16 Jan

A lesson I’m learning over and over in life is that pretty boys can’t be trusted. They’ll break your heart as soon as they open their big stupid mouths.

So remember that part in Fight Club where Edward Norton sees Brad Pitt and Jared Leto embrace tenderly and gives them both this look of utter jealousy and betrayal? Remember how the scene immediately shifts to Norton cheap-shotting Leto and pounding him into hamburger meat and later admitting to Pitt that he did so simply because he was beautiful? Remember how technically (spoiler) Edward Norton and Brad Pitt are the same person?

Have you ever *really* thought about that scene? No homo.

nohomo1In case you forgot this part, I’m totally not joking here.

Anyway…

I haven’t seen Dallas Buyer’s Club, but I intend to. I have a soft spot in my heart for what Julia Serano would call “sad trans” movies. So let’s get that out of the way.

And I’m not gonna get into the “should cis actors play trans women” argument in this article because that conversation has been done to death. Smarter people than I have tackled the subject better than I ever will. I am, however, eternally frustrated by how said actors spend their interviews screwing up and misrepresenting our lives even as they try to broadcast us into mainstream visibility out of the supposed goodness of their cis ally hearts. I mused about this frustration on my Facebook page while on the train a couple days ago:

nohomo2

This post inspired my friend Diana Tourjee to do an expanded write-up for Original Plumbing magazine on the subject. She says it with far more nuance than I am willing to.

Cause really, it’s not even the terrible sexualized jokes which are honestly more boring and sadly predictable than offensive. What gets under my skin is Leto not only rhetorically separating himself from the character of Rayon, but also divorcing this character he brought to life from having any sypmathetic reality or social consequence. Referring to her as a “creature” and an “impossible person” at a time when the lives and experiences of actual trans  women are still considered up for debate, for instance.
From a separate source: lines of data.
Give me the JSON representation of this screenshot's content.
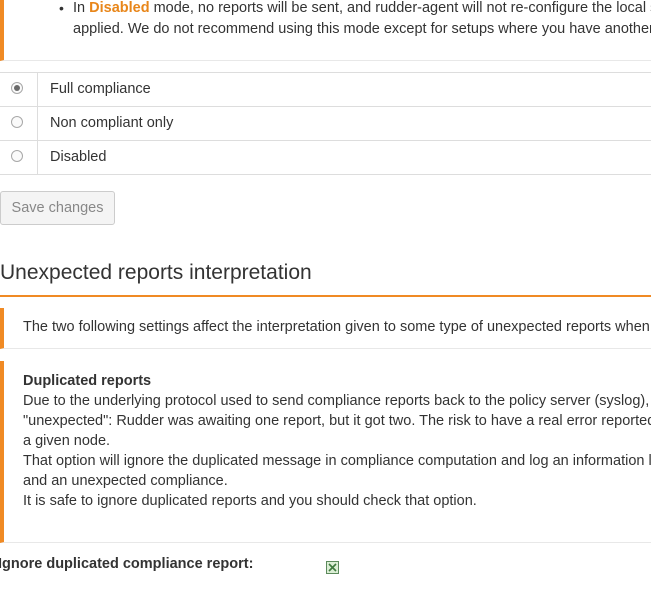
{
  "top_callout": {
    "bullet": "•",
    "line1_prefix": "In ",
    "line1_highlight": "Disabled",
    "line1_suffix": " mode, no reports will be sent, and rudder-agent will not re-configure the local sy",
    "line2": "applied. We do not recommend using this mode except for setups where you have another f"
  },
  "compliance_modes": {
    "options": [
      {
        "label": "Full compliance",
        "selected": true
      },
      {
        "label": "Non compliant only",
        "selected": false
      },
      {
        "label": "Disabled",
        "selected": false
      }
    ],
    "save_label": "Save changes"
  },
  "unexpected_section": {
    "title": "Unexpected reports interpretation",
    "info": "The two following settings affect the interpretation given to some type of unexpected reports when co",
    "duplicated": {
      "title": "Duplicated reports",
      "lines": [
        "Due to the underlying protocol used to send compliance reports back to the policy server (syslog), it",
        "\"unexpected\": Rudder was awaiting one report, but it got two. The risk to have a real error reported a",
        "a given node.",
        "That option will ignore the duplicated message in compliance computation and log an information lev",
        "and an unexpected compliance.",
        "It is safe to ignore duplicated reports and you should check that option."
      ]
    },
    "ignore_duplicated": {
      "label": "Ignore duplicated compliance report:",
      "checked": true
    }
  },
  "colors": {
    "accent": "#f08a24",
    "highlight": "#e8861a"
  }
}
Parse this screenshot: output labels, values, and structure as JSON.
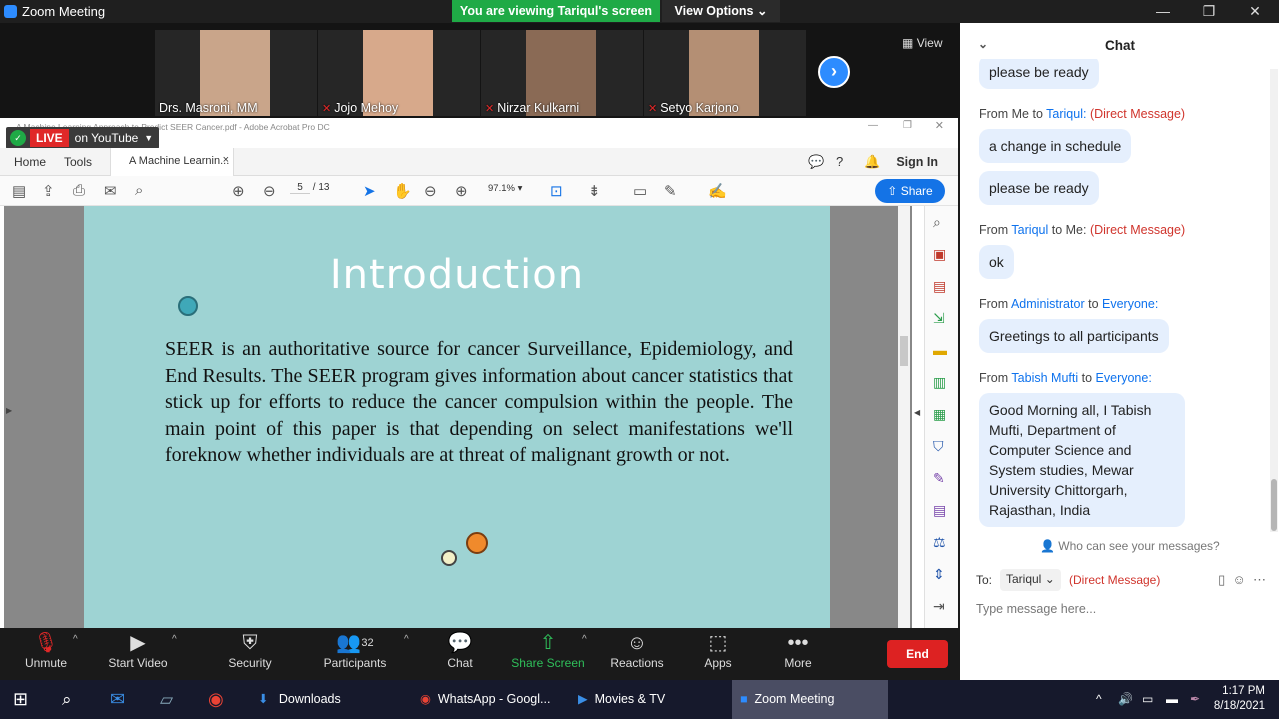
{
  "app": {
    "title": "Zoom Meeting",
    "banner": "You are viewing Tariqul's screen",
    "view_options": "View Options"
  },
  "participants": [
    {
      "name": "Drs. Masroni, MM",
      "muted": false,
      "face_color": "#c9a58a"
    },
    {
      "name": "Jojo Mehoy",
      "muted": true,
      "face_color": "#d7a98b"
    },
    {
      "name": "Nirzar Kulkarni",
      "muted": true,
      "face_color": "#8a6a55"
    },
    {
      "name": "Setyo Karjono",
      "muted": true,
      "face_color": "#b48f74"
    }
  ],
  "strip": {
    "view_label": "View",
    "hand_icon": "raised-hand-icon"
  },
  "acrobat": {
    "window_title": "A Machine Learning Approach to Predict SEER Cancer.pdf - Adobe Acrobat Pro DC",
    "live_badge": "LIVE",
    "live_text": "on YouTube",
    "tabs": {
      "home": "Home",
      "tools": "Tools",
      "doc": "A Machine Learnin...",
      "close": "×"
    },
    "sign_in": "Sign In",
    "page_current": "5",
    "page_total": "/ 13",
    "zoom": "97.1%",
    "share": "Share"
  },
  "slide": {
    "title": "Introduction",
    "body": "SEER is an authoritative source for cancer Surveillance, Epidemiology, and End Results. The SEER program gives information about cancer statistics that stick up for efforts to reduce the cancer compulsion within the people. The main point of this paper is that depending on select manifestations we'll foreknow whether individuals are at threat of malignant growth or not.",
    "colors": {
      "bg": "#9ed3d3",
      "dot1": "#3fa8b8",
      "dot2": "#f08a2c",
      "dot3": "#f3f0c8"
    }
  },
  "toolbar": {
    "unmute": "Unmute",
    "start_video": "Start Video",
    "security": "Security",
    "participants": "Participants",
    "participants_count": "32",
    "chat": "Chat",
    "share_screen": "Share Screen",
    "reactions": "Reactions",
    "apps": "Apps",
    "more": "More",
    "end": "End"
  },
  "chat": {
    "title": "Chat",
    "messages": [
      {
        "bubble": "please be ready"
      },
      {
        "from": "From Me to",
        "name": "Tariqul:",
        "to": "",
        "dm": "(Direct Message)",
        "bubble": "a change in schedule"
      },
      {
        "bubble": "please be ready"
      },
      {
        "from": "From",
        "name": "Tariqul",
        "to": "to Me:",
        "dm": "(Direct Message)",
        "bubble": "ok"
      },
      {
        "from": "From",
        "name": "Administrator",
        "to": "to",
        "to2": "Everyone:",
        "bubble": "Greetings to all participants"
      },
      {
        "from": "From",
        "name": "Tabish Mufti",
        "to": "to",
        "to2": "Everyone:",
        "bubble": "Good Morning all,  I Tabish Mufti, Department of Computer Science and System studies, Mewar University Chittorgarh, Rajasthan, India"
      }
    ],
    "who_can_see": "Who can see your messages?",
    "to_label": "To:",
    "to_value": "Tariqul",
    "to_dm": "(Direct Message)",
    "input_placeholder": "Type message here..."
  },
  "taskbar": {
    "items": [
      "Downloads",
      "WhatsApp - Googl...",
      "Movies & TV",
      "Zoom Meeting"
    ],
    "time": "1:17 PM",
    "date": "8/18/2021"
  }
}
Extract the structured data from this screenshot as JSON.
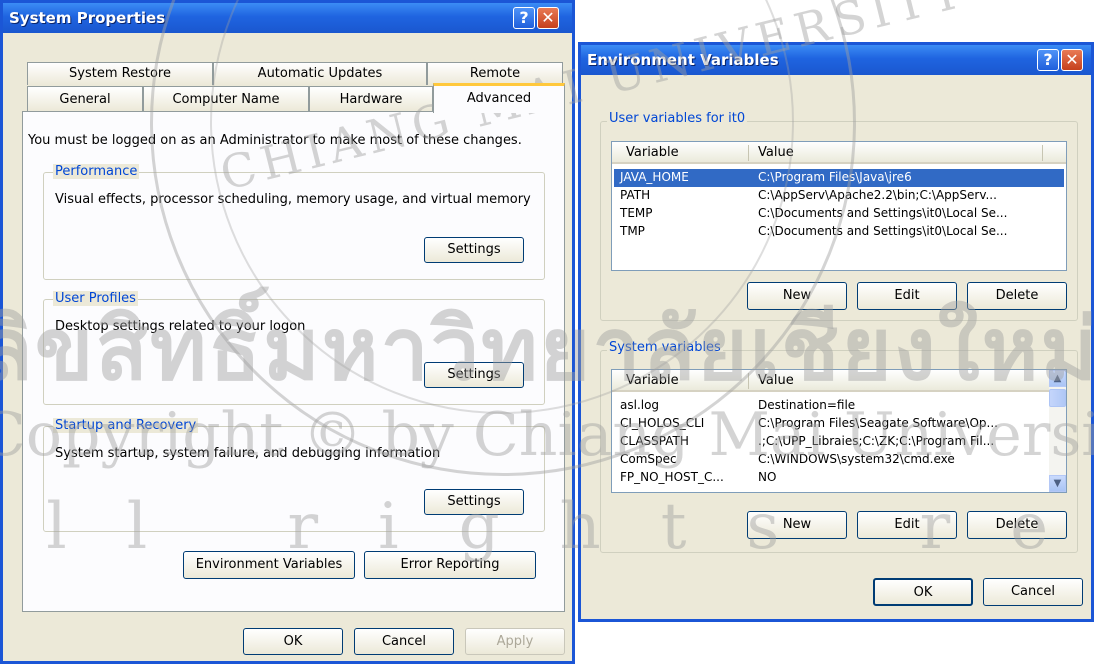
{
  "system_properties": {
    "title": "System Properties",
    "help_glyph": "?",
    "close_glyph": "✕",
    "tabs_back": [
      "System Restore",
      "Automatic Updates",
      "Remote"
    ],
    "tabs_front": [
      "General",
      "Computer Name",
      "Hardware",
      "Advanced"
    ],
    "active_tab": "Advanced",
    "admin_note": "You must be logged on as an Administrator to make most of these changes.",
    "performance": {
      "label": "Performance",
      "description": "Visual effects, processor scheduling, memory usage, and virtual memory",
      "button": "Settings"
    },
    "user_profiles": {
      "label": "User Profiles",
      "description": "Desktop settings related to your logon",
      "button": "Settings"
    },
    "startup_recovery": {
      "label": "Startup and Recovery",
      "description": "System startup, system failure, and debugging information",
      "button": "Settings"
    },
    "env_button": "Environment Variables",
    "error_button": "Error Reporting",
    "ok": "OK",
    "cancel": "Cancel",
    "apply": "Apply"
  },
  "env_vars": {
    "title": "Environment Variables",
    "help_glyph": "?",
    "close_glyph": "✕",
    "user_group_label": "User variables for it0",
    "columns": [
      "Variable",
      "Value"
    ],
    "user_vars": [
      {
        "name": "JAVA_HOME",
        "value": "C:\\Program Files\\Java\\jre6",
        "selected": true
      },
      {
        "name": "PATH",
        "value": "C:\\AppServ\\Apache2.2\\bin;C:\\AppServ..."
      },
      {
        "name": "TEMP",
        "value": "C:\\Documents and Settings\\it0\\Local Se..."
      },
      {
        "name": "TMP",
        "value": "C:\\Documents and Settings\\it0\\Local Se..."
      }
    ],
    "user_buttons": {
      "new": "New",
      "edit": "Edit",
      "delete": "Delete"
    },
    "system_group_label": "System variables",
    "system_vars": [
      {
        "name": "asl.log",
        "value": "Destination=file"
      },
      {
        "name": "CI_HOLOS_CLI",
        "value": "C:\\Program Files\\Seagate Software\\Op..."
      },
      {
        "name": "CLASSPATH",
        "value": ".;C:\\UPP_Libraies;C:\\ZK;C:\\Program Fil..."
      },
      {
        "name": "ComSpec",
        "value": "C:\\WINDOWS\\system32\\cmd.exe"
      },
      {
        "name": "FP_NO_HOST_C...",
        "value": "NO"
      }
    ],
    "system_buttons": {
      "new": "New",
      "edit": "Edit",
      "delete": "Delete"
    },
    "scroll_up": "▲",
    "scroll_down": "▼",
    "ok": "OK",
    "cancel": "Cancel"
  },
  "watermark": {
    "thai": "ลิขสิทธิ์มหาวิทยาลัยเชียงใหม่",
    "copyright": "Copyright © by Chiang Mai University",
    "rights": "All rights reserved",
    "seal_text": "CHIANG MAI UNIVERSITY"
  }
}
I think we really get to the root of the problem, however, by noting how neither him or costar McConaughey mention AIDS once regarding their roles in a movie whose entire plot focuses on the AIDS crisis.

See, male privilege is a funny thing, and a lot more nuanced than people allow by simply equating penises with institutional social power. I swear, to hear some people talk you’d think you could post a dick pic on your resume or whatever. So much of it is conditional and hinged on gearing not only your presentation but your narrative towards patriarchal heteronormativity. And it’s not only among cishet dudebros like Leto and McConaughey. See also: LGBT assimilation movements, “straight acting” gay people (whatever the fuck those are), and femmephobia.

Considering how even certain feminists present the idea of masculine presentation as a social default and femininity as this socially constructed demeaning performance, it’s amazing how society treats masculinity as this fragile, breakable thing. Seriously, how many times are people gonna spout that tired idea that allowing boys to enjoy feminine things will “ruin” them with no irony? Yet the idea persists. Think back again to that scene in Fight Club, that paean to toxic masculinity, where the only time a man can tell another man (or really anyone) that they are beautiful is after they’ve destroyed them. Remember that whole story was written by a hypermasculine heavily-closeted gym bunny that frequently looked like he could grace the cover of a 50s gay muscle magazine before he finally got over it and was ok with being out.

nohomo3Totally wasn’t joking about that either.

Tell me again how masculinity isn’t performative.

So really,  it’s transparently obvious why a guylinered prissy metrosexual like Jared Leto would be so prone to blatant overcompensation after playing one of us Super Saiyan transfairy gaymosexuals on the big screen. He’s trying to bounce back, prove he wasn’t ruined by the experience. While Dustin Hoffman could realize women were people, realizing trans women are people is apparently way too much to ask for Leto.

I get it.

So why don’t you just shut the fuck up pretty boy and just admit you’re using us for Oscar bait. No homo.

I’ll go on living my beautiful impossible life and making better music then you ever will. *hair flip*